6. They represent management to employees and employees to management with equal vigor and integrity. This is a fine line to walk. It’s easy for employees to dismiss HR as being management apologists (“those are the rules”). It is almost as easy for management to dismiss them as being employee babysitters. Good HR managers are likely to fall on either side of a particular argument based on the situation.
The bottom line is this: HR managers can earn the seat at senior management and provide much-needed value. On the other hand, they can run job ads and plan the Christmas party. Banks seriously need the former.
And, good readers, with your indulgence, I want to say a farewell. In the early part of my banking career when I was young, brash, and green, I had the incredible luck of meeting several people who acted as coaches, mentors, and advocates to me. One stood above the rest. Bob Becker taught me more in the time I knew him than anybody I have known in my career. Sure, he taught me a lot about banking. But he also taught me how ethics and honesty have to permeate every detail of a job. And the importance of treating people with dignity every minute of every day. And how bad news needs to be given quickly and honestly, while good news can wait. And a lot more I don’t have time to detail.
The greatest gift he gave me was his time. I remember that without any prior announcement, he would take me out of my daily job and have me drive around with him for a day.
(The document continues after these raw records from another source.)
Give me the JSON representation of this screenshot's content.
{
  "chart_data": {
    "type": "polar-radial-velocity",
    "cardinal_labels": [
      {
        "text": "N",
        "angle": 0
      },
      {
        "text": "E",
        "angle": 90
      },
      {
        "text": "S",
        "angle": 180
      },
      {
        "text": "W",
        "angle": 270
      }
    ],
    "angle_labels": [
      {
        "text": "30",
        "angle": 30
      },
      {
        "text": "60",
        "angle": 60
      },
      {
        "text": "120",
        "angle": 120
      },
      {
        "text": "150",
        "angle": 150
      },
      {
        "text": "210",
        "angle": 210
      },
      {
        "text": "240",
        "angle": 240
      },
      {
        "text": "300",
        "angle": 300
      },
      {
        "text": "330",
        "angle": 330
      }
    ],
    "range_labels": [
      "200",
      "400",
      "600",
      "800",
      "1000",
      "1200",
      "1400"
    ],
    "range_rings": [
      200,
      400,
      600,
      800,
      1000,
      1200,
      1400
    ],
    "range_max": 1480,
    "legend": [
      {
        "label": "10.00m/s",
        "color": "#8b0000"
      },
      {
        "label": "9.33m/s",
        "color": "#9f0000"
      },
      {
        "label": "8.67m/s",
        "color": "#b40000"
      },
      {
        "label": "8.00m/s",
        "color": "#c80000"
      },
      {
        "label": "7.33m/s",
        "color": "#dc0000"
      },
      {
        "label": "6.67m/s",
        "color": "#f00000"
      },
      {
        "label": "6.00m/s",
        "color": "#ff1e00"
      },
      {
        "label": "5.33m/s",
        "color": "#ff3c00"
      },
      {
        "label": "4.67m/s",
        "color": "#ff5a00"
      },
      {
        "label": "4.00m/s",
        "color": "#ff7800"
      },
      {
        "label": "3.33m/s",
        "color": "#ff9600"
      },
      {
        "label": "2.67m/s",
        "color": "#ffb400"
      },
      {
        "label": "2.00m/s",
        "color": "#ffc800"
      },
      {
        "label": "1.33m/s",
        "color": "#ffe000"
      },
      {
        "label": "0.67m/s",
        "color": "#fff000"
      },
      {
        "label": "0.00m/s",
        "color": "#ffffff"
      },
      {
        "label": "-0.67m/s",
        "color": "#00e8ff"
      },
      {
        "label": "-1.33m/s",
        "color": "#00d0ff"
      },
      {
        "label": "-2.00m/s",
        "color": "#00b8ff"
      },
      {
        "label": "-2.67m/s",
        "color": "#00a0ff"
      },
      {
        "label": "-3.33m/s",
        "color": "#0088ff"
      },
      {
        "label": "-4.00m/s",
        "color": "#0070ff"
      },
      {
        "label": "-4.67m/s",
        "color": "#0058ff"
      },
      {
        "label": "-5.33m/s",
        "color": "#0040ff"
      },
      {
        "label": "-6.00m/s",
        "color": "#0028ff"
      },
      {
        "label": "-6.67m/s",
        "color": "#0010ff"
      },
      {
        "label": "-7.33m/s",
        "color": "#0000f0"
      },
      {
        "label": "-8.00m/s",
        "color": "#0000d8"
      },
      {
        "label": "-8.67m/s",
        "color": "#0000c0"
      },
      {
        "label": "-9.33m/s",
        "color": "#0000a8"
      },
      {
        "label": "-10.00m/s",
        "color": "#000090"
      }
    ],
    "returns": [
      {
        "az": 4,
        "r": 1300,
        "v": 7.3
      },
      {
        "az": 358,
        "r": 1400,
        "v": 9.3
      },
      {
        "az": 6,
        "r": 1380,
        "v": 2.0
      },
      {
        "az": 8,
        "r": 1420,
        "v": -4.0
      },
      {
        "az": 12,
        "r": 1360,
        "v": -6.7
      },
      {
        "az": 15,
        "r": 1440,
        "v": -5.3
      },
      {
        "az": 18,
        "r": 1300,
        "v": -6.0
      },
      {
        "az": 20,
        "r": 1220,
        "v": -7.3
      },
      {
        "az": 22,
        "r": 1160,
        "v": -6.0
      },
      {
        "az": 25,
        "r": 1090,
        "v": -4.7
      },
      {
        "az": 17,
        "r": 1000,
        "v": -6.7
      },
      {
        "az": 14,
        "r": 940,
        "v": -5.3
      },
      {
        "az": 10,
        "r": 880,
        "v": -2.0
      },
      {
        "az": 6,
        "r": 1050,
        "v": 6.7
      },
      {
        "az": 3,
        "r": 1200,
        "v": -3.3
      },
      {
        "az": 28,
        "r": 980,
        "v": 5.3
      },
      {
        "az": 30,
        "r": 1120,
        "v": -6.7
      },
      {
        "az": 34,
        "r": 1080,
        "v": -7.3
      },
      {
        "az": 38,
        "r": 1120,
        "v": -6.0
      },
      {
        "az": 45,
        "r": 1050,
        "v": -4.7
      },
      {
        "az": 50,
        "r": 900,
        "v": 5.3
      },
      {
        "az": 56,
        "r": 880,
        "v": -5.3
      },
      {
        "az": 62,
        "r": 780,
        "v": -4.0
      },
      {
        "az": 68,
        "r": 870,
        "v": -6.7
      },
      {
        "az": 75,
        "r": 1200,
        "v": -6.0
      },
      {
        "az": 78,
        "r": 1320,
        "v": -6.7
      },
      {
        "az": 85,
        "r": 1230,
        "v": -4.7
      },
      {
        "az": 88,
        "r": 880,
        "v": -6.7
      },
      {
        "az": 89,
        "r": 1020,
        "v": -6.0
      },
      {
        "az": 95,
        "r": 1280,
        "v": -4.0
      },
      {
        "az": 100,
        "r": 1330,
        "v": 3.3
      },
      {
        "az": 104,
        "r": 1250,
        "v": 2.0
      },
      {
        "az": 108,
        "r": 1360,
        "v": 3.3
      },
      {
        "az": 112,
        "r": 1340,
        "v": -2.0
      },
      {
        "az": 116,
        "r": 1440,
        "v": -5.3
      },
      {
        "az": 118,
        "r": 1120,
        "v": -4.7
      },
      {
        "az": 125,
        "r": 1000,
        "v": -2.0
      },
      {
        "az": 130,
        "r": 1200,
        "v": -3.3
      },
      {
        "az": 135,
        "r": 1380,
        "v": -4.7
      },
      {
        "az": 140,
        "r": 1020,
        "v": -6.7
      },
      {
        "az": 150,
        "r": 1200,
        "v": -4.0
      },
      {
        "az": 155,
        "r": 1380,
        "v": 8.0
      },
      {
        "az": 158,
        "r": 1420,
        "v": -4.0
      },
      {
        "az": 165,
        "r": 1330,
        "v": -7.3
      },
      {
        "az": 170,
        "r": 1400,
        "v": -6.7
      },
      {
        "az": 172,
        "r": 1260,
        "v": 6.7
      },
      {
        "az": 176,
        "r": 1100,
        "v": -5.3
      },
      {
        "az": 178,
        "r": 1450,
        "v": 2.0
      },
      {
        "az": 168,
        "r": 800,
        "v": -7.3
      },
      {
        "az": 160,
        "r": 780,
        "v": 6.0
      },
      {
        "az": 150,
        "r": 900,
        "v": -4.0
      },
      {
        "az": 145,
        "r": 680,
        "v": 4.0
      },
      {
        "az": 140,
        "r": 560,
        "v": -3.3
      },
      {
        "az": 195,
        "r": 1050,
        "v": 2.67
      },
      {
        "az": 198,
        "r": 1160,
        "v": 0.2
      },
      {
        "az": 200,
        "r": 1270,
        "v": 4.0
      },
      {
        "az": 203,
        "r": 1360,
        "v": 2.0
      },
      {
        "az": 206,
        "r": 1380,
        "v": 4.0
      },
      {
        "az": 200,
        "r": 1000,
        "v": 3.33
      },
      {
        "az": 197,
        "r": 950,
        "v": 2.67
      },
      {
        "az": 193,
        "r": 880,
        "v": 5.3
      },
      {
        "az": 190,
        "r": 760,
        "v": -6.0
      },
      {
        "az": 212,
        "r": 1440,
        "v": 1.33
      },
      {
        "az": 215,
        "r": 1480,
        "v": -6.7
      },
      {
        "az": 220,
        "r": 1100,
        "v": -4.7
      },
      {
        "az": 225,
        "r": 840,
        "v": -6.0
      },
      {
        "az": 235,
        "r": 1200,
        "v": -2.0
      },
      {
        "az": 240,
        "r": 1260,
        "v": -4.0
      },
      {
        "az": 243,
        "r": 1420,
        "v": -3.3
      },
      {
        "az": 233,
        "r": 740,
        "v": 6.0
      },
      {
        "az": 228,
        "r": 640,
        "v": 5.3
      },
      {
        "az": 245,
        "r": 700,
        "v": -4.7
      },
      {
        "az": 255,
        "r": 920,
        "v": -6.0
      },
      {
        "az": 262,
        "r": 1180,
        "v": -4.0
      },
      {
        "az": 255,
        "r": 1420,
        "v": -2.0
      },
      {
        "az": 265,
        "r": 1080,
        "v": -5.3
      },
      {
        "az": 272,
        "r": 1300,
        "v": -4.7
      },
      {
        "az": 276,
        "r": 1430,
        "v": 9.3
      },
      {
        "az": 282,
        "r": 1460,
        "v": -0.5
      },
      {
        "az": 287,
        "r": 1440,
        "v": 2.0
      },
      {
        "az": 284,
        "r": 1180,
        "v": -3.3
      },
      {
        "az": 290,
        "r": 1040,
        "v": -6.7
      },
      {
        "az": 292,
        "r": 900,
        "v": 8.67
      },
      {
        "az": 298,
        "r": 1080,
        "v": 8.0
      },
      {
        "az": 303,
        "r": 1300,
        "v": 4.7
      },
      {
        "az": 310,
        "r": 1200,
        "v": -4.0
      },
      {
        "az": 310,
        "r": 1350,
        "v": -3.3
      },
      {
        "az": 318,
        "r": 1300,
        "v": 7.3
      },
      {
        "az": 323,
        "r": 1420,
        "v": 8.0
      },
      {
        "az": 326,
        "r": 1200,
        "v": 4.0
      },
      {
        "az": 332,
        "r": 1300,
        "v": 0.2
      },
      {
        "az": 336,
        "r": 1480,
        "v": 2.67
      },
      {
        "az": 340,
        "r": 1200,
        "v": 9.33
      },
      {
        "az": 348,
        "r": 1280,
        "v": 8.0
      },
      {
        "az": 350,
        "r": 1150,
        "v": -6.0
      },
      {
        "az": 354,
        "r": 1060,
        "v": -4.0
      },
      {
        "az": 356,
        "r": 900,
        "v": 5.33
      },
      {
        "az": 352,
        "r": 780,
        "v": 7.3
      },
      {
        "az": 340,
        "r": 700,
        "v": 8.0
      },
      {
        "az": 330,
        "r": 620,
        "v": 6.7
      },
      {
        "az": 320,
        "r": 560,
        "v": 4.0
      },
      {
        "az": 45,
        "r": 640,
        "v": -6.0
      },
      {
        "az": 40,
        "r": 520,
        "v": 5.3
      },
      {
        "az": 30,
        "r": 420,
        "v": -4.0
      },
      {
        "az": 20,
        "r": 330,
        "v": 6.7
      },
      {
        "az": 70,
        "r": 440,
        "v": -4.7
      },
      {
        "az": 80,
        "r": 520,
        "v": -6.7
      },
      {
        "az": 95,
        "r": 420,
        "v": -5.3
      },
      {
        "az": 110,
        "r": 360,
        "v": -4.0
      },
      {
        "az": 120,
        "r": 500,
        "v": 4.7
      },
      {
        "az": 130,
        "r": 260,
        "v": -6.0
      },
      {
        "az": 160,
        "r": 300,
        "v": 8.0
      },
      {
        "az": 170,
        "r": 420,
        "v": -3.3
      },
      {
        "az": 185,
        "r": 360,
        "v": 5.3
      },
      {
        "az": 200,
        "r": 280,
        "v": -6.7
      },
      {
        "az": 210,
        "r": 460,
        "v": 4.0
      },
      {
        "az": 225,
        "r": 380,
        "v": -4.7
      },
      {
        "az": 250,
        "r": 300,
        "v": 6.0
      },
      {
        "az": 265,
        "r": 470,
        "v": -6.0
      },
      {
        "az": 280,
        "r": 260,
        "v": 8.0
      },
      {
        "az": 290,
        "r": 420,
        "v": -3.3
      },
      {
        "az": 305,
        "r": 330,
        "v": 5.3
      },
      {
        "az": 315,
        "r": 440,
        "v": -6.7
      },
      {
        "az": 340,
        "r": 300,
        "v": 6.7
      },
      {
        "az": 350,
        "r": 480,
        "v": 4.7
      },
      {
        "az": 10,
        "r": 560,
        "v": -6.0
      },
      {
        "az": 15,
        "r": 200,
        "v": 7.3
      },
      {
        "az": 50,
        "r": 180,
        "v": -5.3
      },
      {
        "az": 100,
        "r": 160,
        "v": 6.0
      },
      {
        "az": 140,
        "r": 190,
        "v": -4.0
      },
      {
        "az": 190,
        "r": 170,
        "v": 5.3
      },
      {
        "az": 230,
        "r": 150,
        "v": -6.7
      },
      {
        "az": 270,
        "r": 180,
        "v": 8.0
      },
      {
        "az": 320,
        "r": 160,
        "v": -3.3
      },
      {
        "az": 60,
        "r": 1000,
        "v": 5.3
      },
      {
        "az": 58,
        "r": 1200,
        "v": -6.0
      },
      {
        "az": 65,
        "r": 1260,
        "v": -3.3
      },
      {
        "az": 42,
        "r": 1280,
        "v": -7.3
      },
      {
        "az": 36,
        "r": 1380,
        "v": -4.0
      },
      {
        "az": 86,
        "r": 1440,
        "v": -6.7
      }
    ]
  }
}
We wouldn’t really have a purpose – I realized later that he just wanted me to see how he did things and absorb them. And he would do all of this even when he wasn’t my boss, which was most of the time I knew him. When’s the last time that happened in your bank? I also remember that the only thing that was more lavish than his compliments was the vehemence of his criticism when he thought I wasn’t performing to my abilities.
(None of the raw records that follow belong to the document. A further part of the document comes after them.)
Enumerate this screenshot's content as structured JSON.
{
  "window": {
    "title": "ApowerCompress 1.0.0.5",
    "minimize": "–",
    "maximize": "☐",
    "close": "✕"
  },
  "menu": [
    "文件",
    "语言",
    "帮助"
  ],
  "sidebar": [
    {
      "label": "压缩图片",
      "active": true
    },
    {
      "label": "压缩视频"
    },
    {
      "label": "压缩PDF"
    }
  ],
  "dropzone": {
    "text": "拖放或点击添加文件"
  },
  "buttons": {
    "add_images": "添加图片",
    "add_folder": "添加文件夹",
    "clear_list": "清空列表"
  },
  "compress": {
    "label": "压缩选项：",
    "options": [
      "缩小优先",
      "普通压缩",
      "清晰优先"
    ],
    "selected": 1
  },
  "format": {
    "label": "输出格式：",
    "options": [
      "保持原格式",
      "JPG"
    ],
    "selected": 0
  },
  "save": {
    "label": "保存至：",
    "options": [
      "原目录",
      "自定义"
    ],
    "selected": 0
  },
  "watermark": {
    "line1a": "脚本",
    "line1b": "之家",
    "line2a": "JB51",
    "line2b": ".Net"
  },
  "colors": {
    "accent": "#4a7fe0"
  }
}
He was the best boss, and the best salesman, and the best leader I ever knew (and forget pedigrees – he was a high school graduate). He died last month, and I wish I had thanked him more when I had the chance. I hope everybody has the same experience of learning from a Bob Becker, or being a Bob Becker for somebody. Nothing ever helped my career more.